Task brief: Read the entries below and pull out each line with the string "Test".

-- Data provided follows --

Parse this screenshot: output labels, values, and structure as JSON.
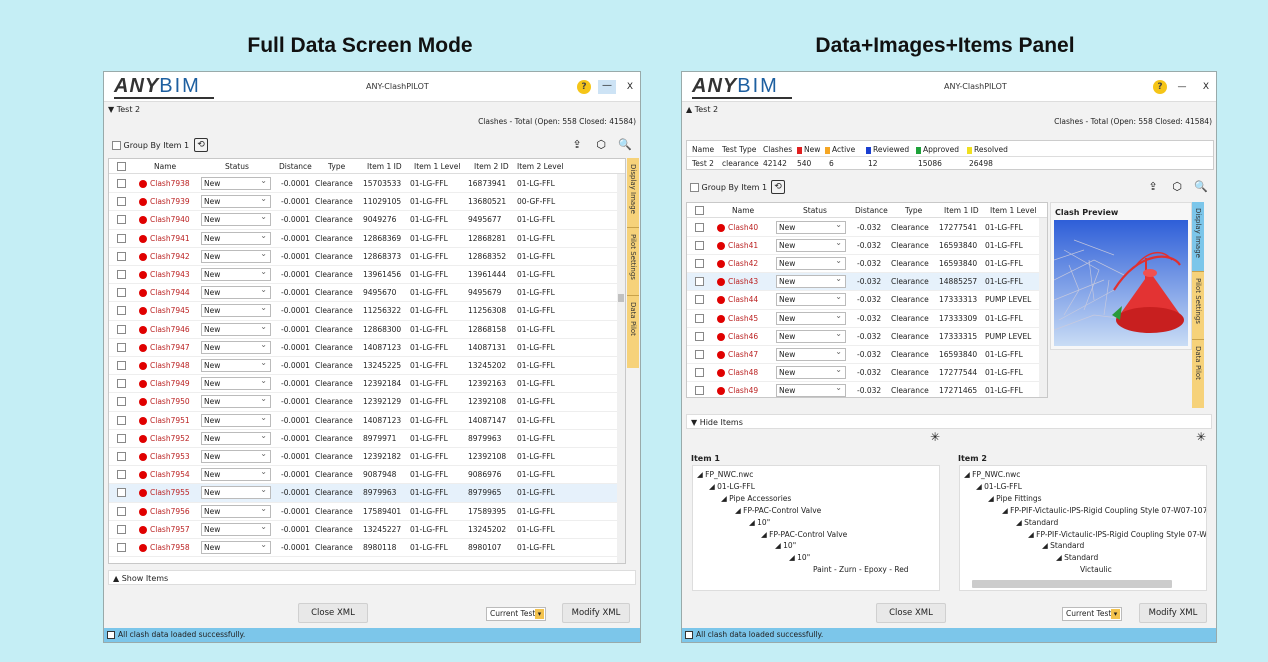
{
  "headings": {
    "left": "Full Data Screen Mode",
    "right": "Data+Images+Items Panel"
  },
  "app": {
    "logo_any": "ANY",
    "logo_bim": "BIM",
    "title": "ANY-ClashPILOT",
    "help": "?",
    "minimize": "—",
    "close": "X",
    "test_left": "▼ Test 2",
    "test_right": "▲ Test 2",
    "totals": "Clashes - Total (Open: 558 Closed: 41584)",
    "group_by": "Group By Item 1",
    "refresh_icon": "⟲",
    "export_icon": "⇪",
    "cube_icon": "⬡",
    "zoom_icon": "🔍",
    "colors": {
      "accent_tab": "#f6d27a",
      "status_bar": "#7cc6ea",
      "clash_dot": "#e00000"
    }
  },
  "columns_left": [
    "Name",
    "Status",
    "Distance",
    "Type",
    "Item 1 ID",
    "Item 1 Level",
    "Item 2 ID",
    "Item 2 Level"
  ],
  "rows_left": [
    {
      "name": "Clash7938",
      "status": "New",
      "distance": "-0.0001",
      "type": "Clearance",
      "i1id": "15703533",
      "i1lvl": "01-LG-FFL",
      "i2id": "16873941",
      "i2lvl": "01-LG-FFL"
    },
    {
      "name": "Clash7939",
      "status": "New",
      "distance": "-0.0001",
      "type": "Clearance",
      "i1id": "11029105",
      "i1lvl": "01-LG-FFL",
      "i2id": "13680521",
      "i2lvl": "00-GF-FFL"
    },
    {
      "name": "Clash7940",
      "status": "New",
      "distance": "-0.0001",
      "type": "Clearance",
      "i1id": "9049276",
      "i1lvl": "01-LG-FFL",
      "i2id": "9495677",
      "i2lvl": "01-LG-FFL"
    },
    {
      "name": "Clash7941",
      "status": "New",
      "distance": "-0.0001",
      "type": "Clearance",
      "i1id": "12868369",
      "i1lvl": "01-LG-FFL",
      "i2id": "12868281",
      "i2lvl": "01-LG-FFL"
    },
    {
      "name": "Clash7942",
      "status": "New",
      "distance": "-0.0001",
      "type": "Clearance",
      "i1id": "12868373",
      "i1lvl": "01-LG-FFL",
      "i2id": "12868352",
      "i2lvl": "01-LG-FFL"
    },
    {
      "name": "Clash7943",
      "status": "New",
      "distance": "-0.0001",
      "type": "Clearance",
      "i1id": "13961456",
      "i1lvl": "01-LG-FFL",
      "i2id": "13961444",
      "i2lvl": "01-LG-FFL"
    },
    {
      "name": "Clash7944",
      "status": "New",
      "distance": "-0.0001",
      "type": "Clearance",
      "i1id": "9495670",
      "i1lvl": "01-LG-FFL",
      "i2id": "9495679",
      "i2lvl": "01-LG-FFL"
    },
    {
      "name": "Clash7945",
      "status": "New",
      "distance": "-0.0001",
      "type": "Clearance",
      "i1id": "11256322",
      "i1lvl": "01-LG-FFL",
      "i2id": "11256308",
      "i2lvl": "01-LG-FFL"
    },
    {
      "name": "Clash7946",
      "status": "New",
      "distance": "-0.0001",
      "type": "Clearance",
      "i1id": "12868300",
      "i1lvl": "01-LG-FFL",
      "i2id": "12868158",
      "i2lvl": "01-LG-FFL"
    },
    {
      "name": "Clash7947",
      "status": "New",
      "distance": "-0.0001",
      "type": "Clearance",
      "i1id": "14087123",
      "i1lvl": "01-LG-FFL",
      "i2id": "14087131",
      "i2lvl": "01-LG-FFL"
    },
    {
      "name": "Clash7948",
      "status": "New",
      "distance": "-0.0001",
      "type": "Clearance",
      "i1id": "13245225",
      "i1lvl": "01-LG-FFL",
      "i2id": "13245202",
      "i2lvl": "01-LG-FFL"
    },
    {
      "name": "Clash7949",
      "status": "New",
      "distance": "-0.0001",
      "type": "Clearance",
      "i1id": "12392184",
      "i1lvl": "01-LG-FFL",
      "i2id": "12392163",
      "i2lvl": "01-LG-FFL"
    },
    {
      "name": "Clash7950",
      "status": "New",
      "distance": "-0.0001",
      "type": "Clearance",
      "i1id": "12392129",
      "i1lvl": "01-LG-FFL",
      "i2id": "12392108",
      "i2lvl": "01-LG-FFL"
    },
    {
      "name": "Clash7951",
      "status": "New",
      "distance": "-0.0001",
      "type": "Clearance",
      "i1id": "14087123",
      "i1lvl": "01-LG-FFL",
      "i2id": "14087147",
      "i2lvl": "01-LG-FFL"
    },
    {
      "name": "Clash7952",
      "status": "New",
      "distance": "-0.0001",
      "type": "Clearance",
      "i1id": "8979971",
      "i1lvl": "01-LG-FFL",
      "i2id": "8979963",
      "i2lvl": "01-LG-FFL"
    },
    {
      "name": "Clash7953",
      "status": "New",
      "distance": "-0.0001",
      "type": "Clearance",
      "i1id": "12392182",
      "i1lvl": "01-LG-FFL",
      "i2id": "12392108",
      "i2lvl": "01-LG-FFL"
    },
    {
      "name": "Clash7954",
      "status": "New",
      "distance": "-0.0001",
      "type": "Clearance",
      "i1id": "9087948",
      "i1lvl": "01-LG-FFL",
      "i2id": "9086976",
      "i2lvl": "01-LG-FFL"
    },
    {
      "name": "Clash7955",
      "status": "New",
      "distance": "-0.0001",
      "type": "Clearance",
      "i1id": "8979963",
      "i1lvl": "01-LG-FFL",
      "i2id": "8979965",
      "i2lvl": "01-LG-FFL"
    },
    {
      "name": "Clash7956",
      "status": "New",
      "distance": "-0.0001",
      "type": "Clearance",
      "i1id": "17589401",
      "i1lvl": "01-LG-FFL",
      "i2id": "17589395",
      "i2lvl": "01-LG-FFL"
    },
    {
      "name": "Clash7957",
      "status": "New",
      "distance": "-0.0001",
      "type": "Clearance",
      "i1id": "13245227",
      "i1lvl": "01-LG-FFL",
      "i2id": "13245202",
      "i2lvl": "01-LG-FFL"
    },
    {
      "name": "Clash7958",
      "status": "New",
      "distance": "-0.0001",
      "type": "Clearance",
      "i1id": "8980118",
      "i1lvl": "01-LG-FFL",
      "i2id": "8980107",
      "i2lvl": "01-LG-FFL"
    }
  ],
  "side_tabs": [
    "Display Image",
    "Pilot Settings",
    "Data Pilot"
  ],
  "show_items": "▲ Show Items",
  "hide_items": "▼ Hide Items",
  "close_xml": "Close XML",
  "modify_xml": "Modify XML",
  "current_test": "Current Test",
  "status_msg": "All clash data loaded successfully.",
  "summary": {
    "headers": [
      "Name",
      "Test Type",
      "Clashes",
      "New",
      "Active",
      "Reviewed",
      "Approved",
      "Resolved"
    ],
    "legend_colors": [
      "#e02020",
      "#f5a623",
      "#1a3fd0",
      "#1ea23a",
      "#f0e020"
    ],
    "values": [
      "Test 2",
      "clearance",
      "42142",
      "540",
      "6",
      "12",
      "15086",
      "26498"
    ]
  },
  "columns_right": [
    "Name",
    "Status",
    "Distance",
    "Type",
    "Item 1 ID",
    "Item 1 Level"
  ],
  "rows_right": [
    {
      "name": "Clash40",
      "status": "New",
      "distance": "-0.032",
      "type": "Clearance",
      "i1id": "17277541",
      "i1lvl": "01-LG-FFL"
    },
    {
      "name": "Clash41",
      "status": "New",
      "distance": "-0.032",
      "type": "Clearance",
      "i1id": "16593840",
      "i1lvl": "01-LG-FFL"
    },
    {
      "name": "Clash42",
      "status": "New",
      "distance": "-0.032",
      "type": "Clearance",
      "i1id": "16593840",
      "i1lvl": "01-LG-FFL"
    },
    {
      "name": "Clash43",
      "status": "New",
      "distance": "-0.032",
      "type": "Clearance",
      "i1id": "14885257",
      "i1lvl": "01-LG-FFL"
    },
    {
      "name": "Clash44",
      "status": "New",
      "distance": "-0.032",
      "type": "Clearance",
      "i1id": "17333313",
      "i1lvl": "PUMP LEVEL"
    },
    {
      "name": "Clash45",
      "status": "New",
      "distance": "-0.032",
      "type": "Clearance",
      "i1id": "17333309",
      "i1lvl": "01-LG-FFL"
    },
    {
      "name": "Clash46",
      "status": "New",
      "distance": "-0.032",
      "type": "Clearance",
      "i1id": "17333315",
      "i1lvl": "PUMP LEVEL"
    },
    {
      "name": "Clash47",
      "status": "New",
      "distance": "-0.032",
      "type": "Clearance",
      "i1id": "16593840",
      "i1lvl": "01-LG-FFL"
    },
    {
      "name": "Clash48",
      "status": "New",
      "distance": "-0.032",
      "type": "Clearance",
      "i1id": "17277544",
      "i1lvl": "01-LG-FFL"
    },
    {
      "name": "Clash49",
      "status": "New",
      "distance": "-0.032",
      "type": "Clearance",
      "i1id": "17271465",
      "i1lvl": "01-LG-FFL"
    }
  ],
  "clash_preview": "Clash Preview",
  "item1": {
    "title": "Item 1",
    "tree": [
      "◢ FP_NWC.nwc",
      "◢ 01-LG-FFL",
      "◢ Pipe Accessories",
      "◢ FP-PAC-Control Valve",
      "◢ 10\"",
      "◢ FP-PAC-Control Valve",
      "◢ 10\"",
      "◢ 10\"",
      "Paint - Zurn - Epoxy - Red"
    ]
  },
  "item2": {
    "title": "Item 2",
    "tree": [
      "◢ FP_NWC.nwc",
      "◢ 01-LG-FFL",
      "◢ Pipe Fittings",
      "◢ FP-PIF-Victaulic-IPS-Rigid Coupling Style 07-W07-107",
      "◢ Standard",
      "◢ FP-PIF-Victaulic-IPS-Rigid Coupling Style 07-W0",
      "◢ Standard",
      "◢ Standard",
      "Victaulic"
    ]
  }
}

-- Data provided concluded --

Response:
    "test_left": "▼ Test 2",
    "test_right": "▲ Test 2",
  "current_test": "Current Test",
      "Test Type",
      "Test 2",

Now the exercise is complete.